    [CrossRef] [PubMed] [Google Scholar]
  28. , , , . Staphylococcal cassette chromosome mec (SCCMEC) typing of methicillin-resistant Staphylococci obtained from clinical samples in south-south, Nigeria. World J Pharm Pharm Sci. 2016;5:91-103.
    [Google Scholar]
  29. , , , . Emergence of SCCmec Type I obtained from clinical samples in Shiraz Teaching Hospitals, South-West of Iran. Jundishapur J Microbiol. 2015;8:e16998.
    [CrossRef] [PubMed] [Google Scholar]
  30. , , , , , , et al. Molecular characterisation of methicillin-resistant Staphylococcus aureus (MRSA) isolated at a large referral hospital in Zambia. Pan Afr Med J. 2017;26:108.
    [Google Scholar]

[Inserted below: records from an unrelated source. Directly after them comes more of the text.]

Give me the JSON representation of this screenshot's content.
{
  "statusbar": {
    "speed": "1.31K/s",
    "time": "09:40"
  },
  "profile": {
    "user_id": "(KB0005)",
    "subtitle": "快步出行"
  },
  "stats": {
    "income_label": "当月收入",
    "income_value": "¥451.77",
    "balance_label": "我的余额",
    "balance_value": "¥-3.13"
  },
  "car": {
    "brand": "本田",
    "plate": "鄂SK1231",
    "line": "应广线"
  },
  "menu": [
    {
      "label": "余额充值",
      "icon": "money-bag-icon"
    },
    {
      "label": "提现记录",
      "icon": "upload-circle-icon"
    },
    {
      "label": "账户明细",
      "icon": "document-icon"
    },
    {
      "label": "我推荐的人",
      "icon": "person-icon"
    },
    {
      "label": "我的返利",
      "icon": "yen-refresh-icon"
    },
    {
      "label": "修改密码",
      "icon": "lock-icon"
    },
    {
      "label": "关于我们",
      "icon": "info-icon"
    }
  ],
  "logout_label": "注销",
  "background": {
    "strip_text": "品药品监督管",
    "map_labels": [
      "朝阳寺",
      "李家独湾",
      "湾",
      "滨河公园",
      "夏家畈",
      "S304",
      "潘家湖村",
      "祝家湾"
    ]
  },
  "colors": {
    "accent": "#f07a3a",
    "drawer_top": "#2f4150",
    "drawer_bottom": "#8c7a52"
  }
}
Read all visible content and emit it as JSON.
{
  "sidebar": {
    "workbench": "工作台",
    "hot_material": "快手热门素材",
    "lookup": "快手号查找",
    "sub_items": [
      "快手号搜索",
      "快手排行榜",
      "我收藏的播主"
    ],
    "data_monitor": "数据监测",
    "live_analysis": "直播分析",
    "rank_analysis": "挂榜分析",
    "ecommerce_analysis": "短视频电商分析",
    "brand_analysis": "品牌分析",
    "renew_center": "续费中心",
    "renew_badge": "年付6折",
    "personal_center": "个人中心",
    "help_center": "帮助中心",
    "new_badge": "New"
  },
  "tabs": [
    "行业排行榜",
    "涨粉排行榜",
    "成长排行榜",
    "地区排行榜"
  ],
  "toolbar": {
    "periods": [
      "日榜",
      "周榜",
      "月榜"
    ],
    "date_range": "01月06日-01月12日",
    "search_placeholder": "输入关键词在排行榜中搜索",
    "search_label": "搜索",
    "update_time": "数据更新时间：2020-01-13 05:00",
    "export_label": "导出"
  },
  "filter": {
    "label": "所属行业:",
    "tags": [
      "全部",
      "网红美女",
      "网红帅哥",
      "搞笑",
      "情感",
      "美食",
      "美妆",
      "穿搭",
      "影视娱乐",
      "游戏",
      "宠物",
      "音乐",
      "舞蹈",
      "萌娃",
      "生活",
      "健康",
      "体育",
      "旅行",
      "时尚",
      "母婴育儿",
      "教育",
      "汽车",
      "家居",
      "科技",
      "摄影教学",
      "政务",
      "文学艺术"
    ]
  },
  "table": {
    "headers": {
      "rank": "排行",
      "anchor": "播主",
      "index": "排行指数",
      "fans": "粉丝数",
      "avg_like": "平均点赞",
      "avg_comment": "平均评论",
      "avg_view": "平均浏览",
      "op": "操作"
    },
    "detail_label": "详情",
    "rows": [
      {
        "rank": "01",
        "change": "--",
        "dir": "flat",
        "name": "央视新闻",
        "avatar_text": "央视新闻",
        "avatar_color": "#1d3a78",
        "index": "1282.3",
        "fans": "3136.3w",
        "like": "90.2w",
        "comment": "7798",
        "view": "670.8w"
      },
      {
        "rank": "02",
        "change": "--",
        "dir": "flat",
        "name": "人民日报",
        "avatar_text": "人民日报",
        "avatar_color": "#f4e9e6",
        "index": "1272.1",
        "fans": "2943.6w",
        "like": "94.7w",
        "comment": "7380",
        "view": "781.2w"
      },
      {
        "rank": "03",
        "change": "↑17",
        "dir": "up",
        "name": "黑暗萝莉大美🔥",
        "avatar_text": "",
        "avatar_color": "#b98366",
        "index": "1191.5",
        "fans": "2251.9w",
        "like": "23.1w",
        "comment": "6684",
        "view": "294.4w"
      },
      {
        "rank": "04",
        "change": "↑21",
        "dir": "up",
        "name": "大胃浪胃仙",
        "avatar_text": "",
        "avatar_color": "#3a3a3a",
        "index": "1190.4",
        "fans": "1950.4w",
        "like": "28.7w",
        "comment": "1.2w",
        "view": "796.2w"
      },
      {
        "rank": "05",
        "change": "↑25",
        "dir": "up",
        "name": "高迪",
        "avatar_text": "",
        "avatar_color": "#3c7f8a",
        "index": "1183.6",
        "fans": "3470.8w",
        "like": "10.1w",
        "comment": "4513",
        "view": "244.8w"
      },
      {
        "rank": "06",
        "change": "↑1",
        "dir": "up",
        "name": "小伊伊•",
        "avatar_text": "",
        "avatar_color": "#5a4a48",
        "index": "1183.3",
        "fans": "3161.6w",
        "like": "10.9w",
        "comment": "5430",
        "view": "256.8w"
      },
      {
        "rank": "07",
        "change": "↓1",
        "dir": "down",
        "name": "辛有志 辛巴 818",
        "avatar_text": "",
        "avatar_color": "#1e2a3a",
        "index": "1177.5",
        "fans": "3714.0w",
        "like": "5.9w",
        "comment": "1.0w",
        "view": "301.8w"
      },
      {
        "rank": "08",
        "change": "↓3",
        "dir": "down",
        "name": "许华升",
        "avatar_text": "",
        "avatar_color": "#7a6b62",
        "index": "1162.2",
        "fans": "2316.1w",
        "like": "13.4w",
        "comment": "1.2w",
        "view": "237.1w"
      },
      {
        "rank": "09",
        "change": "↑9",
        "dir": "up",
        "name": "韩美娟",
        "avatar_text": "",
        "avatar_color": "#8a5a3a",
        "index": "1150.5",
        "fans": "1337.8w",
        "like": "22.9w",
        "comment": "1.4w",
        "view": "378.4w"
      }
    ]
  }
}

  31. , , . Prevalence and characterization of methicillin-resistant Staphylococcus aureus from community-and hospital-associated infections: A tertiary care center study. Antibiotics (Basel). 2021;10:197.
    [CrossRef] [PubMed] [Google Scholar]
  32. , , , , . Characterization of SCCmec, SPA types and multi drug resistant of methicillin-resistant Staphylococcus aureus isolates among inpatients and outpatients in a referral hospital in Shiraz, Iran. BMC Res Notes. 2019;12:614.
    [CrossRef] [PubMed] [Google Scholar]
  33. , , , , , . Structural comparison of three types of staphylococcal cassette chromosome mec integrated in the chromosome in methicillin resistant Staphylococcus aureus. Antimicrob Agents Chemother. 2001;45:1323-36.
    [CrossRef] [PubMed] [Google Scholar]
  34. , , , . Antibiotic resistance and virulence gene characteristics of methicillin-resistant Staphylococcus aureus (MRSA) isolated from healthy Edible Marine Fish. Int J Microbiol. 2020;2020:1-9.
    [CrossRef] [PubMed] [Google Scholar]
Show Sections